Reproduce the entire listing below verbatim.
Start of PROVIDED DATA
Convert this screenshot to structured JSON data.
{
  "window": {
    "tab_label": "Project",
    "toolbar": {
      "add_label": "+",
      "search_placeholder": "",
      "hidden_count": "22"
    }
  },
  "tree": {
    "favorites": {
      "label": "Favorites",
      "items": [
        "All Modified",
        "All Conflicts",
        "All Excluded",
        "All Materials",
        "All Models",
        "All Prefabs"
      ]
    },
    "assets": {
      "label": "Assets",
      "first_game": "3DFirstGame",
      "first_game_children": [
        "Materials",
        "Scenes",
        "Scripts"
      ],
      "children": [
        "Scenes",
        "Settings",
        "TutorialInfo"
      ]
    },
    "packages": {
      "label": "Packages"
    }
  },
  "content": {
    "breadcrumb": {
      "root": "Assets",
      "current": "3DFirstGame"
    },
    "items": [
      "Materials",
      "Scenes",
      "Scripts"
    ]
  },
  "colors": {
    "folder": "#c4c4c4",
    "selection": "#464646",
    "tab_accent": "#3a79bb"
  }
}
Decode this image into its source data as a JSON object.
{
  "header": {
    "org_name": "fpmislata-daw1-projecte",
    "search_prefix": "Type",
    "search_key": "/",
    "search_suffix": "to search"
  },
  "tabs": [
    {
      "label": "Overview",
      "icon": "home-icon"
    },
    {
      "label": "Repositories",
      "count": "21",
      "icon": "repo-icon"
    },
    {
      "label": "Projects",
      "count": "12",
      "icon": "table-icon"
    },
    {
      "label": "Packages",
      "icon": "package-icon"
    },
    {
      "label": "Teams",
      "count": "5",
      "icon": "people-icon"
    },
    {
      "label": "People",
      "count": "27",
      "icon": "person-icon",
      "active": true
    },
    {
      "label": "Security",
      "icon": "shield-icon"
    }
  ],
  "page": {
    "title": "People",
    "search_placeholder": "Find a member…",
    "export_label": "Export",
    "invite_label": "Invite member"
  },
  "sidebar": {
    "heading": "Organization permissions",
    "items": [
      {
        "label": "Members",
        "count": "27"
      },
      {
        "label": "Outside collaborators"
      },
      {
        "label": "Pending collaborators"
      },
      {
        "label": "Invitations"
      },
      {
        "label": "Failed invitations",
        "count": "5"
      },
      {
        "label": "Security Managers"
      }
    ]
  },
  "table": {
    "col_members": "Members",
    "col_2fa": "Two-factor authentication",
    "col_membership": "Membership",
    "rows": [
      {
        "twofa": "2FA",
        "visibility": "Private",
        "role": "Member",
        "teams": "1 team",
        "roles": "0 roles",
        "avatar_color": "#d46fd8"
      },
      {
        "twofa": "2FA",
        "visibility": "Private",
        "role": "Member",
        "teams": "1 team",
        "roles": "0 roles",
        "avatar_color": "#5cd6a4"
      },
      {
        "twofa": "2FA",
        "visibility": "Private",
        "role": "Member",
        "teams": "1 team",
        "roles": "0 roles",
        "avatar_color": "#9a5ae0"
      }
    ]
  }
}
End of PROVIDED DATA
## TASK RESPONSE
Convert this screenshot to structured JSON data.
{
  "window": {
    "tab_label": "Project",
    "toolbar": {
      "add_label": "+",
      "search_placeholder": "",
      "hidden_count": "22"
    }
  },
  "tree": {
    "favorites": {
      "label": "Favorites",
      "items": [
        "All Modified",
        "All Conflicts",
        "All Excluded",
        "All Materials",
        "All Models",
        "All Prefabs"
      ]
    },
    "assets": {
      "label": "Assets",
      "first_game": "3DFirstGame",
      "first_game_children": [
        "Materials",
        "Scenes",
        "Scripts"
      ],
      "children": [
        "Scenes",
        "Settings",
        "TutorialInfo"
      ]
    },
    "packages": {
      "label": "Packages"
    }
  },
  "content": {
    "breadcrumb": {
      "root": "Assets",
      "current": "3DFirstGame"
    },
    "items": [
      "Materials",
      "Scenes",
      "Scripts"
    ]
  },
  "colors": {
    "folder": "#c4c4c4",
    "selection": "#464646",
    "tab_accent": "#3a79bb"
  }
}
Decode this image into its source data as a JSON object.
{
  "header": {
    "org_name": "fpmislata-daw1-projecte",
    "search_prefix": "Type",
    "search_key": "/",
    "search_suffix": "to search"
  },
  "tabs": [
    {
      "label": "Overview",
      "icon": "home-icon"
    },
    {
      "label": "Repositories",
      "count": "21",
      "icon": "repo-icon"
    },
    {
      "label": "Projects",
      "count": "12",
      "icon": "table-icon"
    },
    {
      "label": "Packages",
      "icon": "package-icon"
    },
    {
      "label": "Teams",
      "count": "5",
      "icon": "people-icon"
    },
    {
      "label": "People",
      "count": "27",
      "icon": "person-icon",
      "active": true
    },
    {
      "label": "Security",
      "icon": "shield-icon"
    }
  ],
  "page": {
    "title": "People",
    "search_placeholder": "Find a member…",
    "export_label": "Export",
    "invite_label": "Invite member"
  },
  "sidebar": {
    "heading": "Organization permissions",
    "items": [
      {
        "label": "Members",
        "count": "27"
      },
      {
        "label": "Outside collaborators"
      },
      {
        "label": "Pending collaborators"
      },
      {
        "label": "Invitations"
      },
      {
        "label": "Failed invitations",
        "count": "5"
      },
      {
        "label": "Security Managers"
      }
    ]
  },
  "table": {
    "col_members": "Members",
    "col_2fa": "Two-factor authentication",
    "col_membership": "Membership",
    "rows": [
      {
        "twofa": "2FA",
        "visibility": "Private",
        "role": "Member",
        "teams": "1 team",
        "roles": "0 roles",
        "avatar_color": "#d46fd8"
      },
      {
        "twofa": "2FA",
        "visibility": "Private",
        "role": "Member",
        "teams": "1 team",
        "roles": "0 roles",
        "avatar_color": "#5cd6a4"
      },
      {
        "twofa": "2FA",
        "visibility": "Private",
        "role": "Member",
        "teams": "1 team",
        "roles": "0 roles",
        "avatar_color": "#9a5ae0"
      }
    ]
  }
}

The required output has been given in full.